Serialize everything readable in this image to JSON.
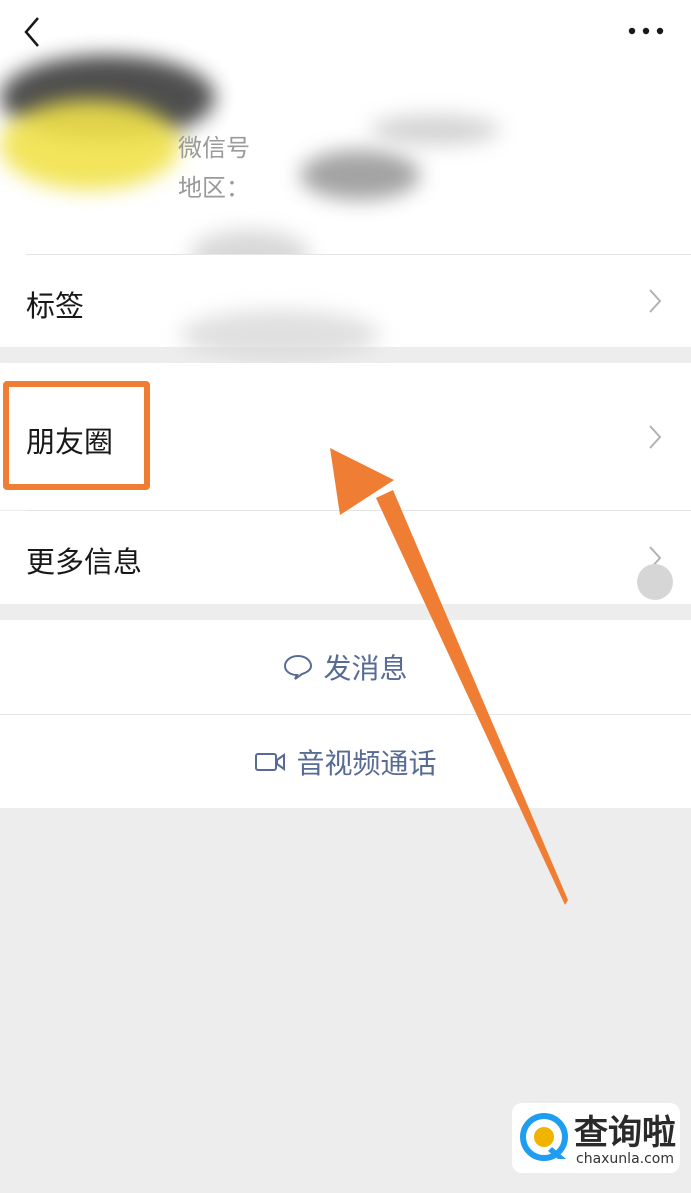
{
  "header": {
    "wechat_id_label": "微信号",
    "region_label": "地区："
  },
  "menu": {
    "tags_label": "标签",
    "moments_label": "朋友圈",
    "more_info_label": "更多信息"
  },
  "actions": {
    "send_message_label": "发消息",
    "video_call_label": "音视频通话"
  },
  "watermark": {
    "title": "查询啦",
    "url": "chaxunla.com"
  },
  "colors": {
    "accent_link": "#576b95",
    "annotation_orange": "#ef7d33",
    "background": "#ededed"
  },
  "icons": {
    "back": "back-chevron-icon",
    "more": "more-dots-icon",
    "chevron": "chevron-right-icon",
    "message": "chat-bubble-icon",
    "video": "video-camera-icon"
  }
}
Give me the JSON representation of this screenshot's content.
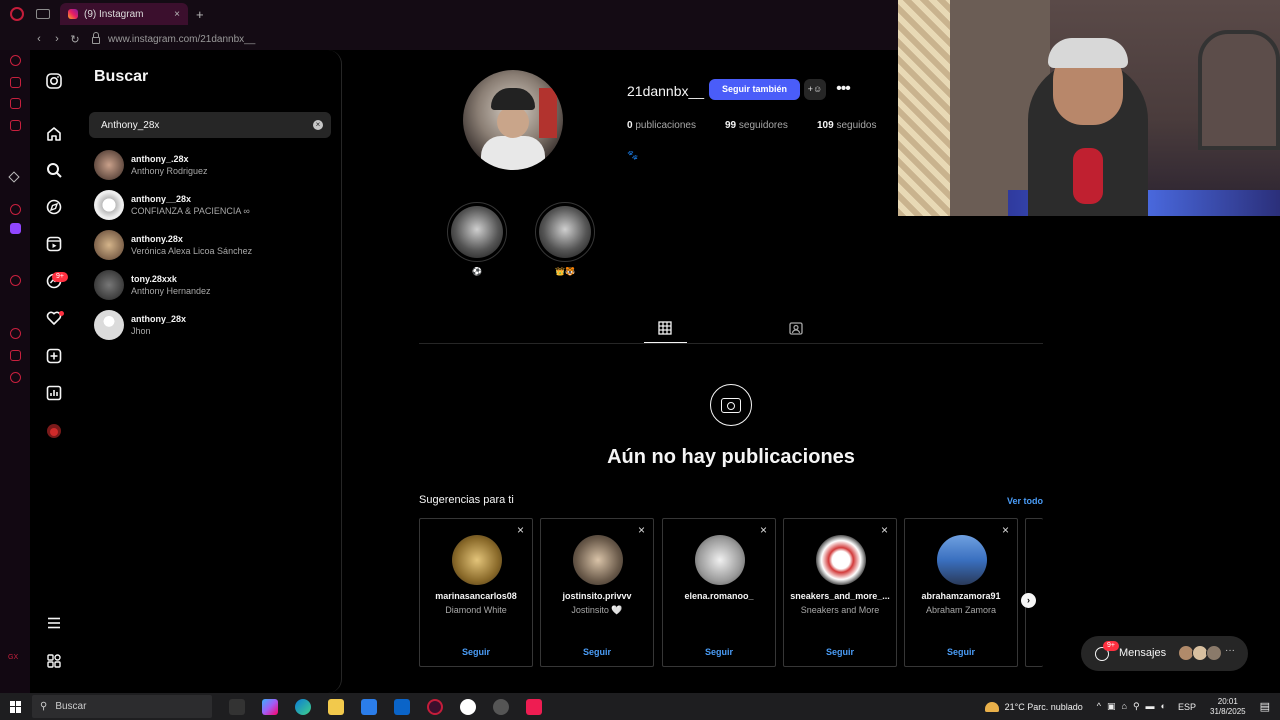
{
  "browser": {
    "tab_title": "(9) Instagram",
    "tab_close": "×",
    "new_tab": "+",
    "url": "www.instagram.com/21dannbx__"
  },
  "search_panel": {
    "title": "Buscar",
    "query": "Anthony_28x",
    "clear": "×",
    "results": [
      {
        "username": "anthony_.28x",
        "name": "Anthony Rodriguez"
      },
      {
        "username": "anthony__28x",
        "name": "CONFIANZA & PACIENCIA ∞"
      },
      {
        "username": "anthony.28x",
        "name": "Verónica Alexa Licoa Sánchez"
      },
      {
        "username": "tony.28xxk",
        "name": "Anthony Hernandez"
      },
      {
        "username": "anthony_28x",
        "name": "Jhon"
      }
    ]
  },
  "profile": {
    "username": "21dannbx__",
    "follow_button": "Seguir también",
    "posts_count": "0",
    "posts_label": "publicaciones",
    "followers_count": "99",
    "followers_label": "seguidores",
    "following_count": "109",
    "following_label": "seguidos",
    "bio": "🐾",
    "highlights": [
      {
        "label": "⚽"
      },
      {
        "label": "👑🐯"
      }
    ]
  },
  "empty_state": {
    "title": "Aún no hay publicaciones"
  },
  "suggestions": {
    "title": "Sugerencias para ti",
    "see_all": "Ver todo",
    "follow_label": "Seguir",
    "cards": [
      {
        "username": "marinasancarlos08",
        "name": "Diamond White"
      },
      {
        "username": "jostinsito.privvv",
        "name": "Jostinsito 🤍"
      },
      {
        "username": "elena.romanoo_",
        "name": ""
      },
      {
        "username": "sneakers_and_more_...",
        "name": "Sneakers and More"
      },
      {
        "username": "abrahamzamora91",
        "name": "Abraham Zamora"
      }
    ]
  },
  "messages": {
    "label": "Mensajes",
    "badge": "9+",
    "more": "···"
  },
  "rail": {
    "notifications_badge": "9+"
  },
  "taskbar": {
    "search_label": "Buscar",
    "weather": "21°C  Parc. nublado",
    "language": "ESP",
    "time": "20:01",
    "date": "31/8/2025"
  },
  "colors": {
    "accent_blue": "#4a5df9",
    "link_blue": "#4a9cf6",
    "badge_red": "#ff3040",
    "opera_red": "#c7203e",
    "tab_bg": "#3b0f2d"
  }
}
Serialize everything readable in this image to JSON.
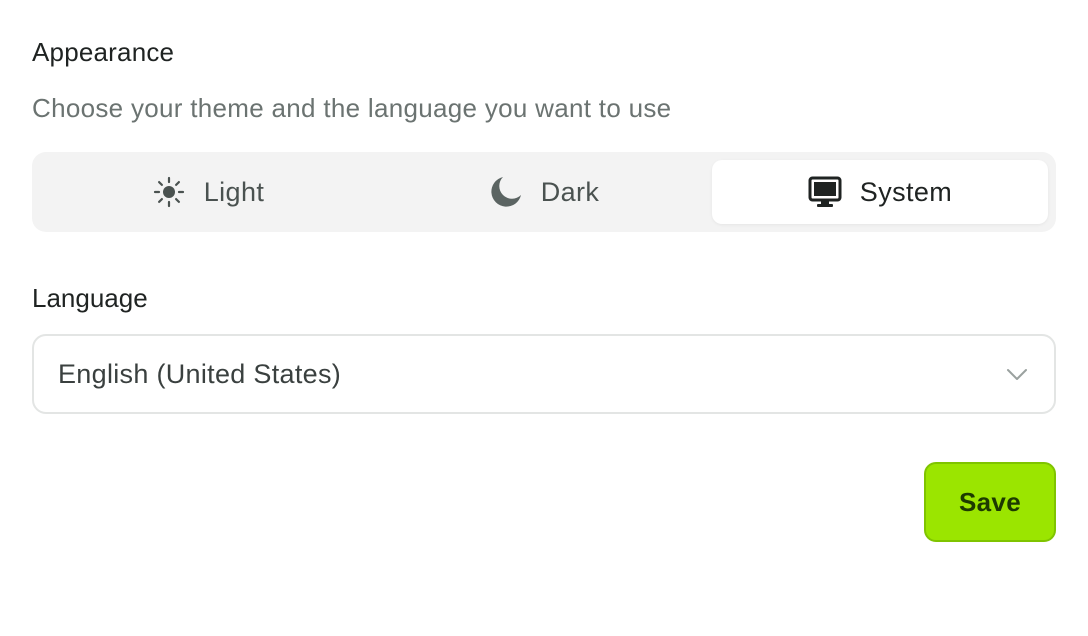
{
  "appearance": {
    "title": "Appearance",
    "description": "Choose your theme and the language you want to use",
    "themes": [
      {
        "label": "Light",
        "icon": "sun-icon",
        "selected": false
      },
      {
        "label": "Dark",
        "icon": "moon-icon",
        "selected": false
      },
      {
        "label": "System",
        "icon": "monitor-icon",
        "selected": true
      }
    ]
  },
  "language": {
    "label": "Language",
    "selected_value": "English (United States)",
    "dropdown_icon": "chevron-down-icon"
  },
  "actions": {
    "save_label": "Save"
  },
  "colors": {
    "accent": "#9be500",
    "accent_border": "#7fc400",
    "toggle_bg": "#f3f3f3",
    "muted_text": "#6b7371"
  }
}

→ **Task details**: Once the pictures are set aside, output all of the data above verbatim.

→ **Solved problem**:
Serialize everything readable in this image to JSON.
{
  "header": {
    "wechat_id_label": "微信号",
    "region_label": "地区："
  },
  "menu": {
    "tags_label": "标签",
    "moments_label": "朋友圈",
    "more_info_label": "更多信息"
  },
  "actions": {
    "send_message_label": "发消息",
    "video_call_label": "音视频通话"
  },
  "watermark": {
    "title": "查询啦",
    "url": "chaxunla.com"
  },
  "colors": {
    "accent_link": "#576b95",
    "annotation_orange": "#ef7d33",
    "background": "#ededed"
  },
  "icons": {
    "back": "back-chevron-icon",
    "more": "more-dots-icon",
    "chevron": "chevron-right-icon",
    "message": "chat-bubble-icon",
    "video": "video-camera-icon"
  }
}
Give me the JSON representation of this screenshot's content.
{
  "browser": {
    "tab_title": "(9) Instagram",
    "tab_close": "×",
    "new_tab": "+",
    "url": "www.instagram.com/21dannbx__"
  },
  "search_panel": {
    "title": "Buscar",
    "query": "Anthony_28x",
    "clear": "×",
    "results": [
      {
        "username": "anthony_.28x",
        "name": "Anthony Rodriguez"
      },
      {
        "username": "anthony__28x",
        "name": "CONFIANZA & PACIENCIA ∞"
      },
      {
        "username": "anthony.28x",
        "name": "Verónica Alexa Licoa Sánchez"
      },
      {
        "username": "tony.28xxk",
        "name": "Anthony Hernandez"
      },
      {
        "username": "anthony_28x",
        "name": "Jhon"
      }
    ]
  },
  "profile": {
    "username": "21dannbx__",
    "follow_button": "Seguir también",
    "posts_count": "0",
    "posts_label": "publicaciones",
    "followers_count": "99",
    "followers_label": "seguidores",
    "following_count": "109",
    "following_label": "seguidos",
    "bio": "🐾",
    "highlights": [
      {
        "label": "⚽"
      },
      {
        "label": "👑🐯"
      }
    ]
  },
  "empty_state": {
    "title": "Aún no hay publicaciones"
  },
  "suggestions": {
    "title": "Sugerencias para ti",
    "see_all": "Ver todo",
    "follow_label": "Seguir",
    "cards": [
      {
        "username": "marinasancarlos08",
        "name": "Diamond White"
      },
      {
        "username": "jostinsito.privvv",
        "name": "Jostinsito 🤍"
      },
      {
        "username": "elena.romanoo_",
        "name": ""
      },
      {
        "username": "sneakers_and_more_...",
        "name": "Sneakers and More"
      },
      {
        "username": "abrahamzamora91",
        "name": "Abraham Zamora"
      }
    ]
  },
  "messages": {
    "label": "Mensajes",
    "badge": "9+",
    "more": "···"
  },
  "rail": {
    "notifications_badge": "9+"
  },
  "taskbar": {
    "search_label": "Buscar",
    "weather": "21°C  Parc. nublado",
    "language": "ESP",
    "time": "20:01",
    "date": "31/8/2025"
  },
  "colors": {
    "accent_blue": "#4a5df9",
    "link_blue": "#4a9cf6",
    "badge_red": "#ff3040",
    "opera_red": "#c7203e",
    "tab_bg": "#3b0f2d"
  }
}
Serialize everything readable in this image to JSON.
{
  "appearance": {
    "title": "Appearance",
    "description": "Choose your theme and the language you want to use",
    "themes": [
      {
        "label": "Light",
        "icon": "sun-icon",
        "selected": false
      },
      {
        "label": "Dark",
        "icon": "moon-icon",
        "selected": false
      },
      {
        "label": "System",
        "icon": "monitor-icon",
        "selected": true
      }
    ]
  },
  "language": {
    "label": "Language",
    "selected_value": "English (United States)",
    "dropdown_icon": "chevron-down-icon"
  },
  "actions": {
    "save_label": "Save"
  },
  "colors": {
    "accent": "#9be500",
    "accent_border": "#7fc400",
    "toggle_bg": "#f3f3f3",
    "muted_text": "#6b7371"
  }
}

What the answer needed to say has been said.